Material provided Start Marker

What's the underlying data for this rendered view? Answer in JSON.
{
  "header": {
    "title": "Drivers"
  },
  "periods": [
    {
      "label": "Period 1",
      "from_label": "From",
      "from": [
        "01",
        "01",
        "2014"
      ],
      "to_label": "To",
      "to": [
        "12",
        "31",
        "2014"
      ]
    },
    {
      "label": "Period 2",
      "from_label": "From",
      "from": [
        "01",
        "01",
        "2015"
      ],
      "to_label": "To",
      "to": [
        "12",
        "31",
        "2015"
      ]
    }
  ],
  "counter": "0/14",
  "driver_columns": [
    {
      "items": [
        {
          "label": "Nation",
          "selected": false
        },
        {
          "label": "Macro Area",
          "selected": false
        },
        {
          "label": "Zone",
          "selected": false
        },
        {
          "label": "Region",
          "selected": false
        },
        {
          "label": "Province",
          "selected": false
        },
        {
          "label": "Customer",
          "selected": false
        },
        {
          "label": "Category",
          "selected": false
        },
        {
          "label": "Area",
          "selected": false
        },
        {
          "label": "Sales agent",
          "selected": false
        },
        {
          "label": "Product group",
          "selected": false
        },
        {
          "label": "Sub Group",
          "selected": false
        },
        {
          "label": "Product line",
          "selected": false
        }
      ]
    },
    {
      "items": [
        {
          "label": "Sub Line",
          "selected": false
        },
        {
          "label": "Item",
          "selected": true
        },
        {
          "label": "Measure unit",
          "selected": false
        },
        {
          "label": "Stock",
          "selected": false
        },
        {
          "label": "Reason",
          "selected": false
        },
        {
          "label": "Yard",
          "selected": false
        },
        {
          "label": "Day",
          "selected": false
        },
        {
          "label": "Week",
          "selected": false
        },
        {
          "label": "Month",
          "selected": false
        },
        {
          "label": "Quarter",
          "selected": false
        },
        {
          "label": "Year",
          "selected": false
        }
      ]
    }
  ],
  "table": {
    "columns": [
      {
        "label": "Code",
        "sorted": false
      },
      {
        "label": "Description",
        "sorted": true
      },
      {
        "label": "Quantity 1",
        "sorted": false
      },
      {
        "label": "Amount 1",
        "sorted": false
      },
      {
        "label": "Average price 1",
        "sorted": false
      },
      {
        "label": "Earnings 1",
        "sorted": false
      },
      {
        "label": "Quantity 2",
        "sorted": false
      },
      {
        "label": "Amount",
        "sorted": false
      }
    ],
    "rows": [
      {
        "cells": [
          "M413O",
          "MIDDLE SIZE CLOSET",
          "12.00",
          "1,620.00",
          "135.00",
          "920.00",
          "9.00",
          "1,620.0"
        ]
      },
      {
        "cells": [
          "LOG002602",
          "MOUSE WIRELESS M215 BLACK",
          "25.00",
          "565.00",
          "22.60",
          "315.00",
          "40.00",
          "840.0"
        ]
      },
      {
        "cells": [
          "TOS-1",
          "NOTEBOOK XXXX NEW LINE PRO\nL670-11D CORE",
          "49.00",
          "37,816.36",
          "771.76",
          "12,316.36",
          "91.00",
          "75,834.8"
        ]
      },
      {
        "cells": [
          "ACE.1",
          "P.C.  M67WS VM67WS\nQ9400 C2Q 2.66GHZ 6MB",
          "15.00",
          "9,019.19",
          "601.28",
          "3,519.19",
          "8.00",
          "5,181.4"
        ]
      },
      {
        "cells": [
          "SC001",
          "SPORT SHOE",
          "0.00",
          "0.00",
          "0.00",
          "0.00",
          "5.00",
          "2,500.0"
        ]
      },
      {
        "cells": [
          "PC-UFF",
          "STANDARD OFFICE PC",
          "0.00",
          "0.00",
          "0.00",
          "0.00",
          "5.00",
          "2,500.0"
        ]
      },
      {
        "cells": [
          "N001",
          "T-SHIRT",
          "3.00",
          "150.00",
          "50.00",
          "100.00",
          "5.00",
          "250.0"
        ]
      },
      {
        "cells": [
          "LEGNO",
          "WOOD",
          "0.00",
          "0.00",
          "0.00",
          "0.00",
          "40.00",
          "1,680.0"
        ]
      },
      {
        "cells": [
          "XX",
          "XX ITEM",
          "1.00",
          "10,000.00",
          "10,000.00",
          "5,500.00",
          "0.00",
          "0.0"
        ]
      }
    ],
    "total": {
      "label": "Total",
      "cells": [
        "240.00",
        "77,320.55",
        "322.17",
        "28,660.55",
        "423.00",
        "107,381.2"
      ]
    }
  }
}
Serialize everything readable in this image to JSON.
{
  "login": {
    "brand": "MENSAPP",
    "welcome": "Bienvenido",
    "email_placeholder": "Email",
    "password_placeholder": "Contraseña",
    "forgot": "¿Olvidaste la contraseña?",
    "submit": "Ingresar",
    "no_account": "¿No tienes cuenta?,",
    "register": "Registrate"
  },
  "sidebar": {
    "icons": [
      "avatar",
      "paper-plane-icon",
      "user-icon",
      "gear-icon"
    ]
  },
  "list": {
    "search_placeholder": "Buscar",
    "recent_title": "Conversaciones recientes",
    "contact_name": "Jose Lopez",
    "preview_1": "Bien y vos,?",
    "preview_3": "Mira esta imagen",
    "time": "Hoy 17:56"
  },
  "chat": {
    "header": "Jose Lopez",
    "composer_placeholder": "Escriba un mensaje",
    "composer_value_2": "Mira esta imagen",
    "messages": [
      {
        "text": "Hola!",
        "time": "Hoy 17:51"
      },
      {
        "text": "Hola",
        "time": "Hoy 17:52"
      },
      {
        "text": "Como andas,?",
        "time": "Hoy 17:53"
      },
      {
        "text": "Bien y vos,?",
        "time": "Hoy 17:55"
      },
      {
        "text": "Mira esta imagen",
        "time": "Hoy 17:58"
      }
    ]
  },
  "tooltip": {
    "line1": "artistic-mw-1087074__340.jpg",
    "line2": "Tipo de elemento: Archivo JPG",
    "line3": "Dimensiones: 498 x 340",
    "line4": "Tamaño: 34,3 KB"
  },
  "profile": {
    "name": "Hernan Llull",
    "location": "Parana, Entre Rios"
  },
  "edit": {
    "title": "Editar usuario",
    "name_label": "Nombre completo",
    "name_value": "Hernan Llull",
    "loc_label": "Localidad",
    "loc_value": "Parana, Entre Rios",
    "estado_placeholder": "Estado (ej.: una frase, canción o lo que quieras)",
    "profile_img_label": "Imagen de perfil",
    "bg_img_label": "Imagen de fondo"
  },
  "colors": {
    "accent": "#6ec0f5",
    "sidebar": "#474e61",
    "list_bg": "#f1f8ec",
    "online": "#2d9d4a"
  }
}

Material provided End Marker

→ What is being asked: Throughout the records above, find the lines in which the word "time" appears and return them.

→ Output of the task:
    "time": "Hoy 17:56"
        "time": "Hoy 17:51"
        "time": "Hoy 17:52"
        "time": "Hoy 17:53"
        "time": "Hoy 17:55"
        "time": "Hoy 17:58"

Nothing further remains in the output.